Kevin was left home alone. Chances are he was not going to have a warm fuzzy Christmas because Kevin knew the burglars (the “Wet Bandits,” if you’ll remember) were heading his way.  As he sat down with his back to his front door with a bee-bee gun strapped to his chest, he exclaimed, “This is it, don’t get scared now.” For Kevin, it was a declaration of war.

When we think of Christmas, the picture of war portrayed in Home Alone may in a sense be more accurate than some of the cute, blissful, peaceful images that we have in our minds.  Jesus left the comforts of heaven not to look for a sale at Macy’s, but to fight a war.   His first cry as a tiny baby was a war-cry (without the silver bells in the background).

A war against what? A war against the captor – Satan.  Satan and sin hold God’s people captive as though they were a burglar holding a house hostage that does not belong to them.  God came to the earth to set the captives free.  He may have been wearing a cute “little swaddling cloth,” but He came as a conquering, warrior King.

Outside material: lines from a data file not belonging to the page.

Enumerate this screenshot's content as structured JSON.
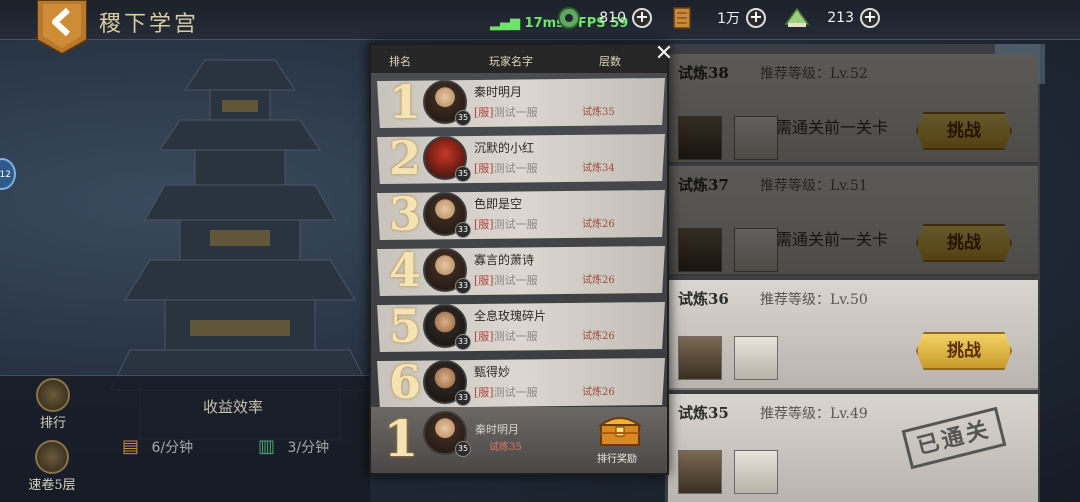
{
  "topbar": {
    "title": "稷下学宫",
    "ping": "17ms · FPS 59",
    "back_icon": "back-arrow-icon"
  },
  "resources": [
    {
      "icon": "jade-icon",
      "value": "810"
    },
    {
      "icon": "scroll-icon",
      "value": "1万"
    },
    {
      "icon": "rice-dumpling-icon",
      "value": "213"
    }
  ],
  "side": {
    "chip": "12",
    "rank_label": "排行",
    "sweep_label": "速卷5层"
  },
  "efficiency": {
    "title": "收益效率",
    "rate1": "6/分钟",
    "rate2": "3/分钟"
  },
  "trials": [
    {
      "name": "试炼38",
      "recommend": "推荐等级：Lv.52",
      "locked": "需通关前一关卡",
      "button": "挑战",
      "dim": true
    },
    {
      "name": "试炼37",
      "recommend": "推荐等级：Lv.51",
      "locked": "需通关前一关卡",
      "button": "挑战",
      "dim": true
    },
    {
      "name": "试炼36",
      "recommend": "推荐等级：Lv.50",
      "locked": "",
      "button": "挑战",
      "dim": false
    },
    {
      "name": "试炼35",
      "recommend": "推荐等级：Lv.49",
      "locked": "",
      "button": "",
      "stamp": "已通关",
      "dim": false
    }
  ],
  "leaderboard": {
    "headers": {
      "rank": "排名",
      "player": "玩家名字",
      "floor": "层数"
    },
    "server_tag": "[服]",
    "server_name": "测试一服",
    "rows": [
      {
        "rank": "1",
        "name": "秦时明月",
        "level": "35",
        "floor": "试炼35"
      },
      {
        "rank": "2",
        "name": "沉默的小红",
        "level": "35",
        "floor": "试炼34"
      },
      {
        "rank": "3",
        "name": "色即是空",
        "level": "33",
        "floor": "试炼26"
      },
      {
        "rank": "4",
        "name": "寡言的萧诗",
        "level": "33",
        "floor": "试炼26"
      },
      {
        "rank": "5",
        "name": "全息玫瑰碎片",
        "level": "33",
        "floor": "试炼26"
      },
      {
        "rank": "6",
        "name": "甄得妙",
        "level": "33",
        "floor": "试炼26"
      }
    ],
    "mine": {
      "rank": "1",
      "name": "秦时明月",
      "level": "35",
      "floor": "试炼35",
      "reward_label": "排行奖励"
    }
  },
  "colors": {
    "gold": "#f5e3b3",
    "accent": "#c99a2a"
  }
}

No, He did not set up booby traps, or window seals laced with tar and nail heads. He did not come with a plan to knock this thief in the head with a hot iron.  However, He did come to crush the head of the Enemy, but He came to do so with His own blood.

There has always been a war against Christmas, because there has been a war against Christ.  From the moment He was born (and even before), people wanted Jesus dead.  King Herod, yeah he wasn’t searching for Jesus so He could present him with an outlandish baby shower; no he wanted Christ dead.  Why? Herod wanted to be King and he did not want to bow the knee to some nursing infant.   Christmas is about worshipping the King, and yet we war against it as we listen to the voice of the serpent and “take the apple,” so that we may become kings ourselves.

Satan hates Christmas because Christmas is a celebration of Jesus.  Every time the serpent hears the Christmas story, He is reminded of the prophesy spoken to him by God in Gen 3:15, “And I will put enmity between you and the woman, and between your offspring and hers; He (Jesus) will crush your head, and you will strike his heel.”

The initial blow to that puny little head has already been struck, and the war has been won.  Though we still find ourselves in a battle doing war with this snake-turned-lion seeking to devour us, we are longing for the return of King Jesus where He will destroy this Enemy once and for all as He casts him into the lake of fire forever.  So, as we celebrate Jesus at Christmas, we are not just celebrating his arrival, but we are celebrating the fact that He defeated Satan at the cross, and that He is coming AGAIN!

It’s like when the burglar hears, “Johnny Gangster in the shower.”

“I’m gonna give you to the count of 10 to get your ugly no good keister off my property . . . before I pump your guts full of lead . . . (gun shots) . . . keep the change ya filthy animal.”

This Christmas I am in a war to keep my eyes on Christ

There are so many little silver bells that put me into a trance.  So many flashy-sparkly-shiny trinkets and bright lights that keep me from beholding the true beauty of Christmas – the LIGHT of the world.

The North Star shown down on Bethlehem like a spotlight saying, “He is here!  Your Rescuer has come! Look! See! Over here!”

Instead of looking for the “magic” of Christmas, I should be consumed with the mystery of Christmas.

This is a mystery and a miracle:

Christ left the comforts of heaven so that we might know true “comfort and joy.” 

Because Christ came to carry the weight of all out sin, we can have ourselves a “Merry Little Christmas” and let our hearts “Be Light”.

When your heart is being pulled in by all the lights, look to the Light of the world that would die on a cross – forsaken and abandoned by His own Father. Christ had only known the stare of affection from His Father.  But for you, He took all of His Father’s wrath and hung there alone so you would never have to experience the righteous judgment of God.  Christmas is a call to war – a war that has already been won.  Christmas is about a family being together.  Christmas is about God coming to rescue His family so they would never again have to be home alone.   Twitter